_What is required_
Count the lines in the data below where the string "title" occurs, please, and give the number alone.

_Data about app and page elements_

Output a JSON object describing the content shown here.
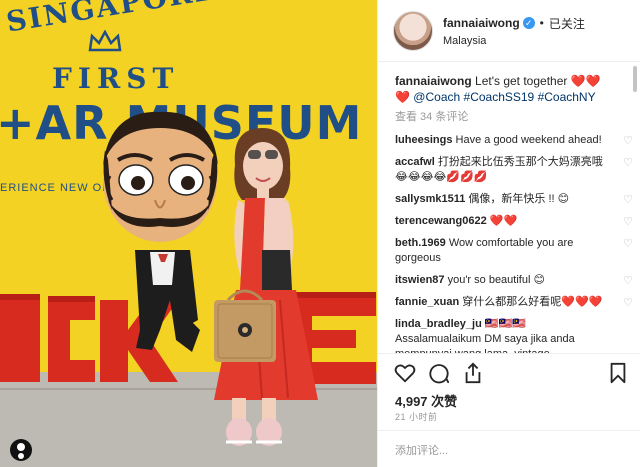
{
  "photo": {
    "wall_text": {
      "line1": "SINGAPORE'S",
      "line2": "FIRST",
      "line3": "+AR MUSEUM",
      "line4": "ERIENCE  NEW OPTICAL ILLUSI"
    }
  },
  "post": {
    "username": "fannaiaiwong",
    "follow_status": "已关注",
    "location": "Malaysia",
    "caption": {
      "username": "fannaiaiwong",
      "text": "Let's get together",
      "emoji": "❤️❤️❤️",
      "mention": "@Coach",
      "hashtags": "#CoachSS19 #CoachNY"
    },
    "view_all_comments": "查看 34 条评论",
    "comments": [
      {
        "user": "luheesings",
        "text": "Have a good weekend ahead!"
      },
      {
        "user": "accafwl",
        "text": "打扮起来比伍秀玉那个大妈漂亮哦😂😂😂😂💋💋💋"
      },
      {
        "user": "sallysmk1511",
        "text": "偶像，新年快乐 !! 😊"
      },
      {
        "user": "terencewang0622",
        "text": "❤️❤️"
      },
      {
        "user": "beth.1969",
        "text": "Wow comfortable you are gorgeous"
      },
      {
        "user": "itswien87",
        "text": "you'r so beautiful 😊"
      },
      {
        "user": "fannie_xuan",
        "text": "穿什么都那么好看呢❤️❤️❤️"
      },
      {
        "user": "linda_bradley_ju",
        "text": "🇲🇾🇲🇾🇲🇾"
      },
      {
        "user": "",
        "text": "Assalamualaikum DM saya jika anda mempunyai wang lama, vintage"
      }
    ],
    "likes": "4,997 次赞",
    "time_ago": "21 小时前",
    "add_comment_placeholder": "添加评论..."
  },
  "icons": [
    "heart-icon",
    "comment-icon",
    "share-icon",
    "bookmark-icon",
    "verified-icon",
    "user-tag-icon"
  ],
  "colors": {
    "wall_yellow": "#f4d223",
    "wall_text_blue": "#1f4f86",
    "letters_red": "#d72b20",
    "dress_red": "#e23a2c",
    "verified_blue": "#3897f0",
    "hashtag_blue": "#003569",
    "heart_red": "#e0245e"
  }
}
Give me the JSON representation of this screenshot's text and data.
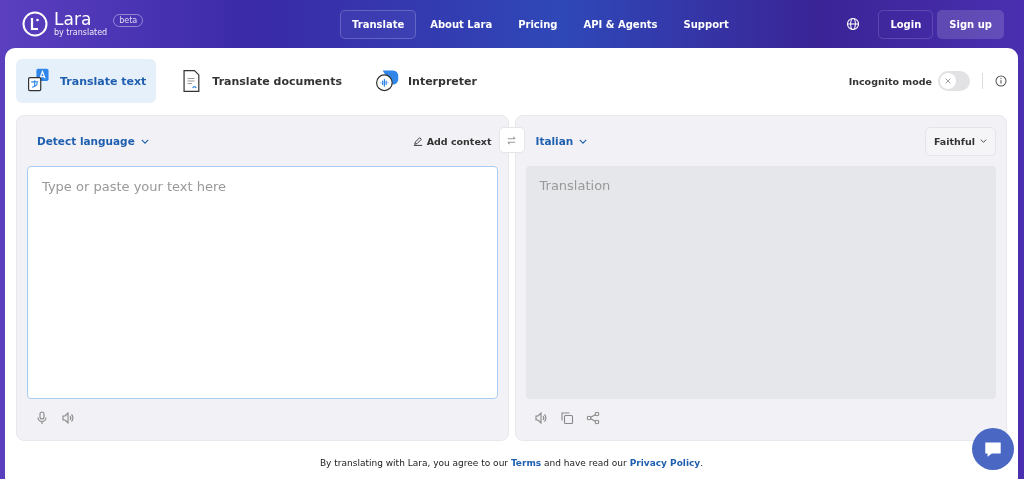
{
  "brand": {
    "name": "Lara",
    "tagline": "by translated",
    "badge": "beta"
  },
  "nav": [
    {
      "label": "Translate",
      "selected": true
    },
    {
      "label": "About Lara",
      "selected": false
    },
    {
      "label": "Pricing",
      "selected": false
    },
    {
      "label": "API & Agents",
      "selected": false
    },
    {
      "label": "Support",
      "selected": false
    }
  ],
  "auth": {
    "login": "Login",
    "signup": "Sign up"
  },
  "modes": [
    {
      "label": "Translate text",
      "kind": "text",
      "selected": true
    },
    {
      "label": "Translate documents",
      "kind": "documents",
      "selected": false
    },
    {
      "label": "Interpreter",
      "kind": "interpreter",
      "selected": false
    }
  ],
  "incognito": {
    "label": "Incognito mode",
    "on": false
  },
  "source": {
    "language": "Detect language",
    "add_context": "Add context",
    "placeholder": "Type or paste your text here"
  },
  "target": {
    "language": "Italian",
    "style": "Faithful",
    "placeholder": "Translation"
  },
  "footer": [
    {
      "kind": "text",
      "text": "By translating with Lara, you agree to our "
    },
    {
      "kind": "link",
      "text": "Terms"
    },
    {
      "kind": "text",
      "text": " and have read our "
    },
    {
      "kind": "link",
      "text": "Privacy Policy"
    },
    {
      "kind": "text",
      "text": "."
    }
  ]
}
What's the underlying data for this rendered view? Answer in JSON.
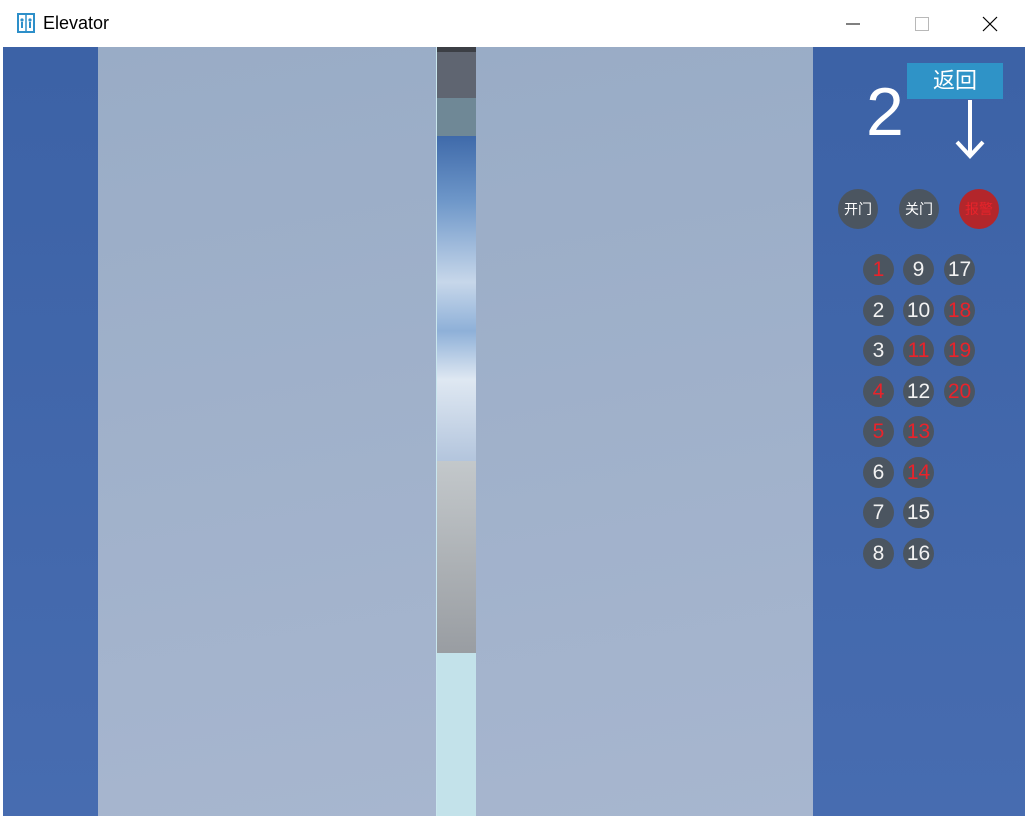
{
  "window": {
    "title": "Elevator"
  },
  "panel": {
    "current_floor": "2",
    "direction": "down",
    "return_label": "返回",
    "open_label": "开门",
    "close_label": "关门",
    "alarm_label": "报警"
  },
  "floors": [
    {
      "label": "1",
      "selected": true
    },
    {
      "label": "2",
      "selected": false
    },
    {
      "label": "3",
      "selected": false
    },
    {
      "label": "4",
      "selected": true
    },
    {
      "label": "5",
      "selected": true
    },
    {
      "label": "6",
      "selected": false
    },
    {
      "label": "7",
      "selected": false
    },
    {
      "label": "8",
      "selected": false
    },
    {
      "label": "9",
      "selected": false
    },
    {
      "label": "10",
      "selected": false
    },
    {
      "label": "11",
      "selected": true
    },
    {
      "label": "12",
      "selected": false
    },
    {
      "label": "13",
      "selected": true
    },
    {
      "label": "14",
      "selected": true
    },
    {
      "label": "15",
      "selected": false
    },
    {
      "label": "16",
      "selected": false
    },
    {
      "label": "17",
      "selected": false
    },
    {
      "label": "18",
      "selected": true
    },
    {
      "label": "19",
      "selected": true
    },
    {
      "label": "20",
      "selected": true
    }
  ],
  "colors": {
    "selected_text": "#e8232b",
    "normal_text": "#f2f2f2",
    "button_bg": "#4b5560",
    "alarm_bg": "#b3262b",
    "accent": "#2f93c7"
  }
}
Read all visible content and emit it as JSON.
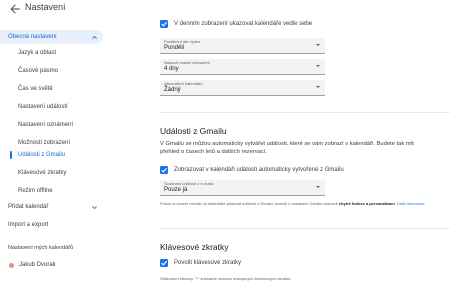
{
  "header": {
    "title": "Nastavení"
  },
  "sidebar": {
    "general": {
      "label": "Obecná nastavení"
    },
    "sub_items": [
      {
        "label": "Jazyk a oblast"
      },
      {
        "label": "Časové pásmo"
      },
      {
        "label": "Čas ve světě"
      },
      {
        "label": "Nastavení událostí"
      },
      {
        "label": "Nastavení oznámení"
      },
      {
        "label": "Možnosti zobrazení"
      },
      {
        "label": "Události z Gmailu"
      },
      {
        "label": "Klávesové zkratky"
      },
      {
        "label": "Režim offline"
      }
    ],
    "add_calendar": {
      "label": "Přidat kalendář"
    },
    "import_export": {
      "label": "Import a export"
    },
    "my_calendars_header": "Nastavení mých kalendářů",
    "calendar_owner": {
      "label": "Jakub Dvorak",
      "color": "#f28b82"
    }
  },
  "main": {
    "side_by_side": {
      "label": "V denním zobrazení ukazovat kalendáře vedle sebe",
      "checked": true
    },
    "week_start": {
      "label": "Počáteční den týdne",
      "value": "Pondělí"
    },
    "custom_view": {
      "label": "Nastavit vlastní zobrazení",
      "value": "4 dny"
    },
    "alt_calendar": {
      "label": "Alternativní kalendáře",
      "value": "Žádný"
    },
    "gmail": {
      "title": "Události z Gmailu",
      "description": "V Gmailu se můžou automaticky vytvářet události, které se vám zobrazí v kalendáři. Budete tak mít přehled o časech letů a dalších rezervací.",
      "auto_checkbox": {
        "label": "Zobrazovat v kalendáři události automaticky vytvořené z Gmailu",
        "checked": true
      },
      "privacy": {
        "label": "Soukromí událostí z e-mailu",
        "value": "Pouze já"
      },
      "note_prefix": "Pokud si chcete nechat do kalendáře přidávat události z Gmailu, musíte v nastavení Gmailu zapnout",
      "note_bold": "chytré funkce a personalizaci.",
      "note_link": "Další informace"
    },
    "shortcuts": {
      "title": "Klávesové zkratky",
      "enable_checkbox": {
        "label": "Povolit klávesové zkratky",
        "checked": true
      },
      "hint": "Stisknutím klávesy \"?\" zobrazíte seznam dostupných klávesových zkratek"
    }
  },
  "colors": {
    "accent": "#1a73e8",
    "active_bg": "#e8f0fe",
    "active_text": "#1967d2"
  }
}
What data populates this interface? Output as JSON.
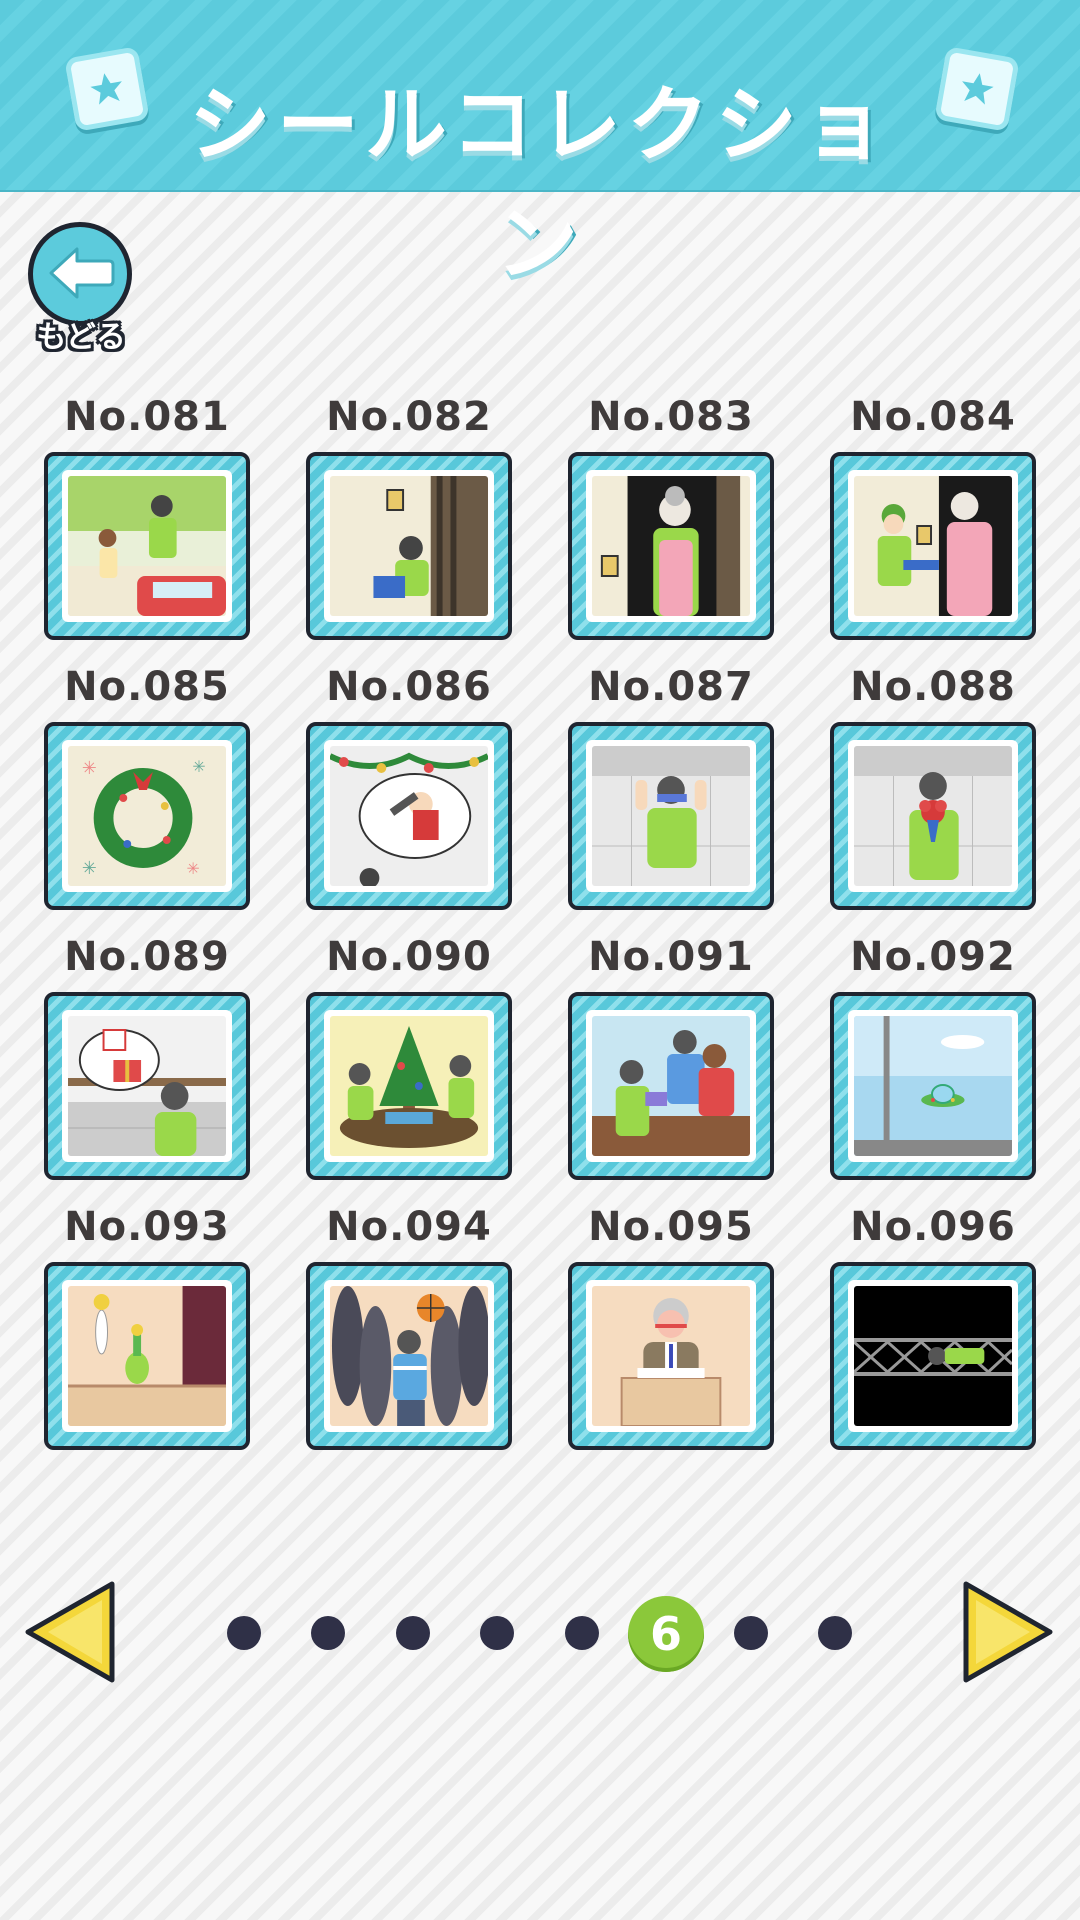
{
  "header": {
    "title": "シールコレクション",
    "left_icon": "star-badge-icon",
    "right_icon": "star-badge-icon"
  },
  "back": {
    "label": "もどる",
    "icon": "arrow-left-icon"
  },
  "stickers": [
    {
      "label": "No.081"
    },
    {
      "label": "No.082"
    },
    {
      "label": "No.083"
    },
    {
      "label": "No.084"
    },
    {
      "label": "No.085"
    },
    {
      "label": "No.086"
    },
    {
      "label": "No.087"
    },
    {
      "label": "No.088"
    },
    {
      "label": "No.089"
    },
    {
      "label": "No.090"
    },
    {
      "label": "No.091"
    },
    {
      "label": "No.092"
    },
    {
      "label": "No.093"
    },
    {
      "label": "No.094"
    },
    {
      "label": "No.095"
    },
    {
      "label": "No.096"
    }
  ],
  "pagination": {
    "current_page": "6",
    "total_pages": 8,
    "prev_icon": "triangle-left-icon",
    "next_icon": "triangle-right-icon"
  },
  "colors": {
    "header": "#5ccbdc",
    "frame": "#5ccbdc",
    "active_page": "#8bc83a",
    "dot": "#2f3047",
    "arrow": "#f4d73a"
  }
}
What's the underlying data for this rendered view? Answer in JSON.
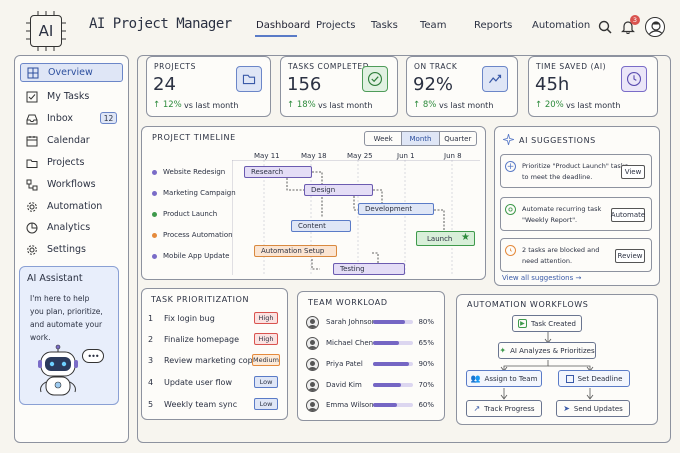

_Completed exercise_
5